Debby Efurd, a Christian author and anti-abortion activist, scolded women in an op-ed on Jan. 4 for planning to protest the inauguration of President-elect Donald Trump.
Efurd praised Trump for his "pro-life positions" in The Christian Post, and criticized women for exercising their First Amendment rights:
We can see this perspective in the Women's March on Washington, an Inauguration Day rally sponsored by Planned Parenthood, the Center for Reproductive Rights, Pussy Hat Project and Lady Parts Justice (among others). Claiming that "our communities are hurting and scared" from the results of a democratic election, organizers plan to demonstrate rather than respectfully observe the peaceful transfer of power.
The Women's March will actually protest Trump's inauguration on Jan. 21, one day after Trump is sworn in and the "peaceful transfer of power" is complete.
Efurd asserted that the Roe v. Wade decision in 1973, which decriminalized abortion for women, had actually helped "Playboy" magazine and reduced women to "birth control pills": "Since 1973, our womanhood has been traded for a handful of birth control pills, the "privilege" to degrade ourselves in Playboy, and the "right" to abort our children.

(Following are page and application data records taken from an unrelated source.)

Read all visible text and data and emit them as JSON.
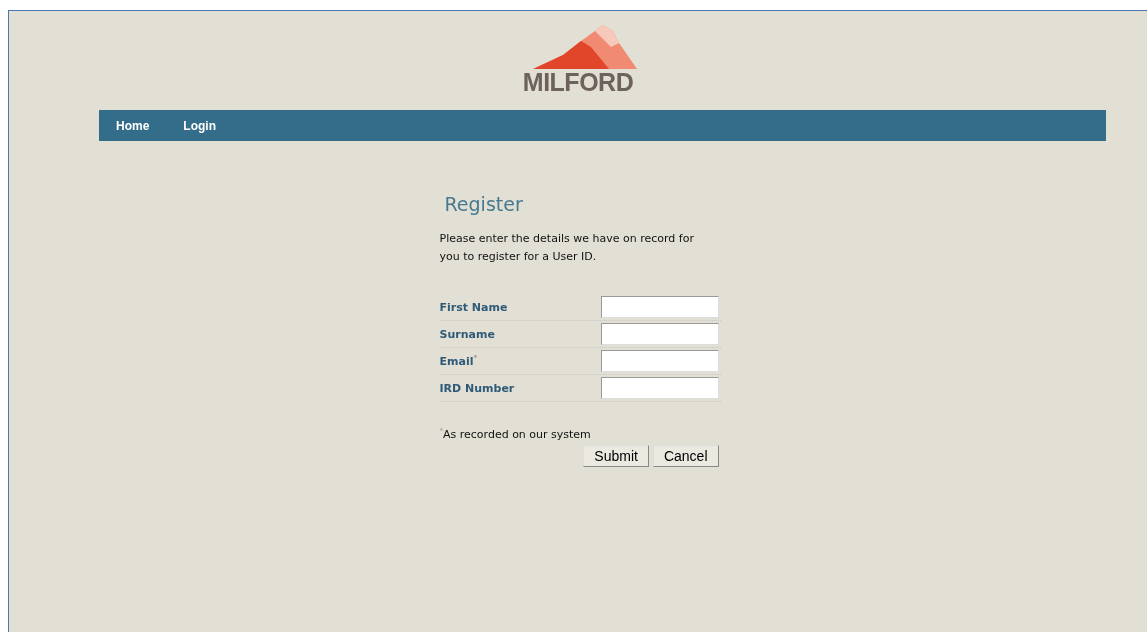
{
  "logo": {
    "text": "MILFORD"
  },
  "nav": [
    {
      "label": "Home"
    },
    {
      "label": "Login"
    }
  ],
  "form": {
    "title": "Register",
    "intro": "Please enter the details we have on record for you to register for a User ID.",
    "fields": [
      {
        "label": "First Name"
      },
      {
        "label": "Surname"
      },
      {
        "label": "Email$^{*}$"
      },
      {
        "label": "IRD Number"
      }
    ],
    "footnote": "$^{*}$As recorded on our system",
    "buttons": [
      "Submit",
      "Cancel"
    ]
  }
}
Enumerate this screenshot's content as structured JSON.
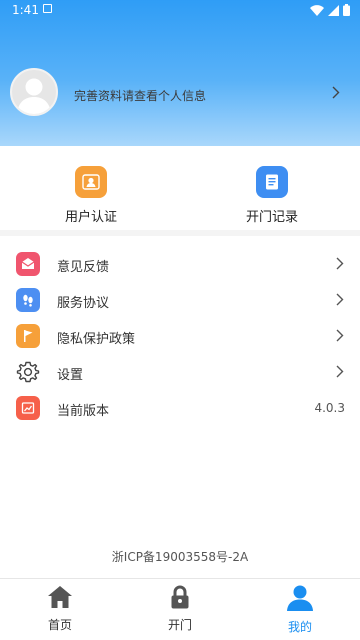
{
  "status": {
    "time": "1:41"
  },
  "profile": {
    "prompt": "完善资料请查看个人信息"
  },
  "quick_actions": [
    {
      "label": "用户认证",
      "icon": "user-id-icon",
      "color": "#f6a03a"
    },
    {
      "label": "开门记录",
      "icon": "document-icon",
      "color": "#3e8ef2"
    }
  ],
  "menu": [
    {
      "label": "意见反馈",
      "icon": "feedback-mail-icon",
      "color": "#f0556e",
      "chevron": true
    },
    {
      "label": "服务协议",
      "icon": "footprints-icon",
      "color": "#4d8ff2",
      "chevron": true
    },
    {
      "label": "隐私保护政策",
      "icon": "flag-icon",
      "color": "#f6a03a",
      "chevron": true
    },
    {
      "label": "设置",
      "icon": "gear-icon",
      "color": "#444444",
      "chevron": true
    },
    {
      "label": "当前版本",
      "icon": "chart-icon",
      "color": "#f6604a",
      "value": "4.0.3"
    }
  ],
  "footer": {
    "icp": "浙ICP备19003558号-2A"
  },
  "tabs": [
    {
      "label": "首页",
      "icon": "home-icon"
    },
    {
      "label": "开门",
      "icon": "lock-icon"
    },
    {
      "label": "我的",
      "icon": "person-icon",
      "active": true
    }
  ],
  "colors": {
    "accent": "#1a8ef0",
    "header_top": "#2f9df6",
    "header_bottom": "#a9d7fb"
  }
}
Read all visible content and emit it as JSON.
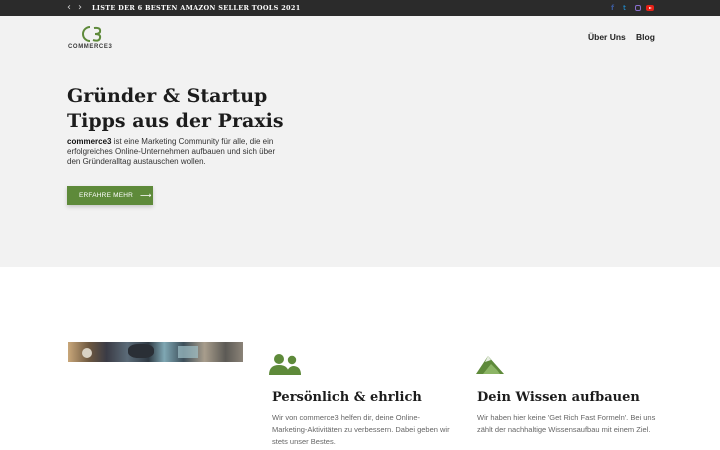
{
  "topbar": {
    "prev_icon": "chevron-left-icon",
    "next_icon": "chevron-right-icon",
    "prev_glyph": "‹",
    "next_glyph": "›",
    "news_headline": "LISTE DER 6 BESTEN AMAZON SELLER TOOLS 2021",
    "social": [
      {
        "name": "facebook-icon",
        "glyph": "f",
        "color": "#3b5998"
      },
      {
        "name": "twitter-icon",
        "glyph": "t",
        "color": "#1da1f2"
      },
      {
        "name": "instagram-icon",
        "color": "#8a6fd0"
      },
      {
        "name": "youtube-icon",
        "color": "#e62117"
      }
    ]
  },
  "header": {
    "logo_text": "COMMERCE3",
    "nav": [
      "Über Uns",
      "Blog"
    ]
  },
  "hero": {
    "title_line1": "Gründer & Startup",
    "title_line2": "Tipps aus der Praxis",
    "desc_brand": "commerce3",
    "desc_rest": " ist eine Marketing Community für alle, die ein erfolgreiches Online-Unternehmen aufbauen und sich über den Gründeralltag austauschen wollen.",
    "cta_label": "ERFAHRE MEHR",
    "cta_arrow": "⟶"
  },
  "features": [
    {
      "icon": "people-icon",
      "title": "Persönlich & ehrlich",
      "text": "Wir von commerce3 helfen dir, deine Online-Marketing-Aktivitäten zu verbessern. Dabei geben wir stets unser Bestes."
    },
    {
      "icon": "mountain-icon",
      "title": "Dein Wissen aufbauen",
      "text": "Wir haben hier keine 'Get Rich Fast Formeln'. Bei uns zählt der nachhaltige Wissensaufbau mit einem Ziel."
    }
  ],
  "colors": {
    "accent": "#5e8a3a",
    "topbar_bg": "#2b2b2b",
    "hero_bg": "#f2f2f2"
  }
}
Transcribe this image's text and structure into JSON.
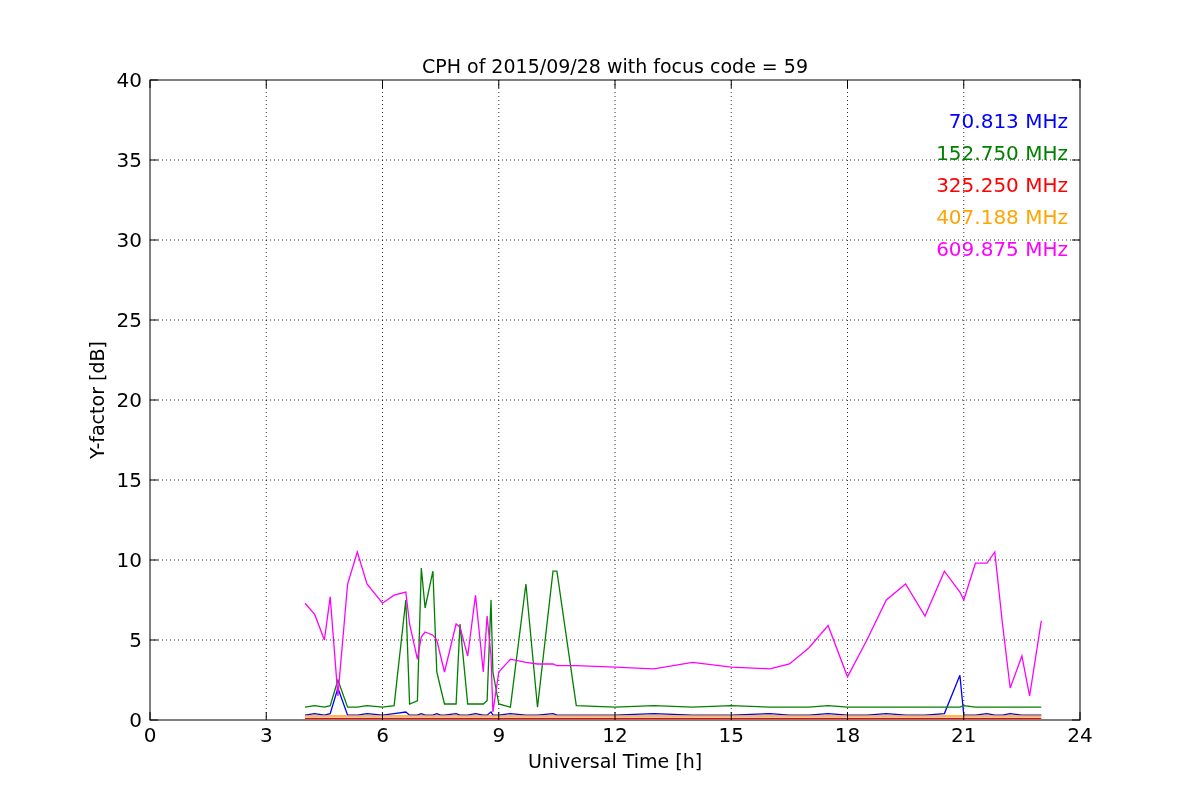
{
  "chart_data": {
    "type": "line",
    "title": "CPH of 2015/09/28 with focus code = 59",
    "xlabel": "Universal Time [h]",
    "ylabel": "Y-factor [dB]",
    "x": [
      4,
      4.25,
      4.5,
      4.65,
      4.85,
      5.1,
      5.35,
      5.6,
      6,
      6.3,
      6.6,
      6.7,
      6.9,
      7,
      7.1,
      7.3,
      7.4,
      7.5,
      7.6,
      7.9,
      8.0,
      8.2,
      8.4,
      8.6,
      8.7,
      8.8,
      8.85,
      9,
      9.3,
      9.7,
      10,
      10.4,
      10.5,
      11,
      12,
      13,
      14,
      15,
      16,
      16.5,
      17,
      17.5,
      18,
      18.5,
      19,
      19.5,
      20,
      20.5,
      20.9,
      21,
      21.3,
      21.6,
      21.8,
      22,
      22.2,
      22.5,
      22.7,
      23
    ],
    "grid": true,
    "xlim": [
      0,
      24
    ],
    "ylim": [
      0,
      40
    ],
    "xticks": [
      0,
      3,
      6,
      9,
      12,
      15,
      18,
      21,
      24
    ],
    "yticks": [
      0,
      5,
      10,
      15,
      20,
      25,
      30,
      35,
      40
    ],
    "series": [
      {
        "name": "70.813 MHz",
        "color": "#0000ff",
        "values": [
          0.3,
          0.4,
          0.3,
          0.4,
          2.0,
          0.3,
          0.3,
          0.4,
          0.3,
          0.4,
          0.5,
          0.3,
          0.3,
          0.4,
          0.3,
          0.3,
          0.4,
          0.3,
          0.3,
          0.4,
          0.3,
          0.3,
          0.4,
          0.3,
          0.3,
          0.5,
          0.3,
          0.3,
          0.4,
          0.3,
          0.3,
          0.4,
          0.3,
          0.3,
          0.3,
          0.4,
          0.3,
          0.3,
          0.4,
          0.3,
          0.3,
          0.4,
          0.3,
          0.3,
          0.4,
          0.3,
          0.3,
          0.4,
          2.8,
          0.3,
          0.3,
          0.4,
          0.3,
          0.3,
          0.4,
          0.3,
          0.3,
          0.3
        ]
      },
      {
        "name": "152.750 MHz",
        "color": "#008000",
        "values": [
          0.8,
          0.9,
          0.8,
          0.9,
          2.5,
          0.8,
          0.8,
          0.9,
          0.8,
          0.9,
          7.5,
          1.0,
          1.2,
          9.5,
          7.0,
          9.3,
          3.0,
          2.0,
          1.0,
          1.0,
          6.0,
          1.0,
          1.0,
          1.0,
          1.2,
          7.5,
          3.0,
          1.0,
          0.8,
          8.5,
          0.8,
          9.3,
          9.3,
          0.9,
          0.8,
          0.9,
          0.8,
          0.9,
          0.8,
          0.8,
          0.8,
          0.9,
          0.8,
          0.8,
          0.8,
          0.8,
          0.8,
          0.8,
          0.8,
          0.9,
          0.8,
          0.8,
          0.8,
          0.8,
          0.8,
          0.8,
          0.8,
          0.8
        ]
      },
      {
        "name": "325.250 MHz",
        "color": "#ff0000",
        "values": [
          0.1,
          0.1,
          0.1,
          0.1,
          0.1,
          0.1,
          0.1,
          0.1,
          0.1,
          0.1,
          0.1,
          0.1,
          0.1,
          0.1,
          0.1,
          0.1,
          0.1,
          0.1,
          0.1,
          0.1,
          0.1,
          0.1,
          0.1,
          0.1,
          0.1,
          0.1,
          0.1,
          0.1,
          0.1,
          0.1,
          0.1,
          0.1,
          0.1,
          0.1,
          0.1,
          0.1,
          0.1,
          0.1,
          0.1,
          0.1,
          0.1,
          0.1,
          0.1,
          0.1,
          0.1,
          0.1,
          0.1,
          0.1,
          0.1,
          0.1,
          0.1,
          0.1,
          0.1,
          0.1,
          0.1,
          0.1,
          0.1,
          0.1
        ]
      },
      {
        "name": "407.188 MHz",
        "color": "#ffa500",
        "values": [
          0.25,
          0.25,
          0.25,
          0.25,
          0.25,
          0.25,
          0.25,
          0.25,
          0.25,
          0.25,
          0.25,
          0.25,
          0.25,
          0.25,
          0.25,
          0.25,
          0.25,
          0.25,
          0.25,
          0.25,
          0.25,
          0.25,
          0.25,
          0.25,
          0.25,
          0.25,
          0.25,
          0.25,
          0.25,
          0.25,
          0.25,
          0.25,
          0.25,
          0.25,
          0.25,
          0.25,
          0.25,
          0.25,
          0.25,
          0.25,
          0.25,
          0.25,
          0.25,
          0.25,
          0.25,
          0.25,
          0.25,
          0.25,
          0.25,
          0.25,
          0.25,
          0.25,
          0.25,
          0.25,
          0.25,
          0.25,
          0.25,
          0.25
        ]
      },
      {
        "name": "609.875 MHz",
        "color": "#ff00ff",
        "values": [
          7.3,
          6.6,
          5.0,
          7.7,
          1.5,
          8.5,
          10.5,
          8.5,
          7.3,
          7.8,
          8.0,
          6.0,
          3.8,
          5.2,
          5.5,
          5.3,
          5.0,
          4.0,
          3.0,
          6.0,
          5.8,
          4.0,
          7.8,
          3.0,
          6.5,
          4.0,
          0.5,
          3.0,
          3.8,
          3.6,
          3.5,
          3.5,
          3.4,
          3.4,
          3.3,
          3.2,
          3.6,
          3.3,
          3.2,
          3.5,
          4.5,
          5.9,
          2.7,
          5.0,
          7.5,
          8.5,
          6.5,
          9.3,
          8.0,
          7.5,
          9.8,
          9.8,
          10.5,
          6.0,
          2.0,
          4.0,
          1.5,
          6.2
        ]
      }
    ]
  }
}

But American women are so much more — we're smart, nurturing, fully capable of handling any task set in front of us, endowed with the natural ability to promote and encourage life."
Efurd went on to praise Trump, who has referred to women as "pigs" and "dogs": "President-elect Trump's specific pro-life commitments include nominating an originalist justice to the Supreme Court, enacting the Pain-Capable Unborn Child Protection Act, codifying the Hyde Amendment (to eliminate taxpayer dollars in support of abortions), and defunding Planned Parenthood. For these policies to be enacted, we need to hear voices raised within the House and Senate in defense of innocent lives."
Efurd espoused her support for defending Planned Parenthood because: "Respect for women, their bodies, and the unborn children within their wombs stands in stark contrast to the abortion industry—which is in the business of death."
Efurd did not mention that women choose to terminate their pregnancies of their own free will, but she does paint them and their family members as victims of abortion on her Initiative 180 website:
But what happens after an abortion, to the mother and father whose lives have been altered by the decision and procedure? To the grandparents and siblings who have lost a part of their family? ... There are a huge number of people who suffer from a myriad of symptoms of Post-Abortion Stress. Yet what happens after an abortion are virtually never discussed due to the societal stigma surrounding this subject.
Psychology Today noted that "Post Abortion Stress" is not a medical condition recognized by the American Psychiatric Association or the American Psychological Association:
Post Abortion Stress Syndrome (PASS) is the name that has been given to the psychological aftereffects of abortion, based on Post Traumatic Stress Disorder (PTSD). It is important to note that this is not a term that has been accepted by the American Psychiatric Association or the American Psychological Association. In fact, pro-choice advocates accuse their counterparts of making up PASS in order to further their political agendas.
Efurd does not have a medical degree, but states on her Initiative 180 website that she has a "BA in counseling from Dallas Baptist University."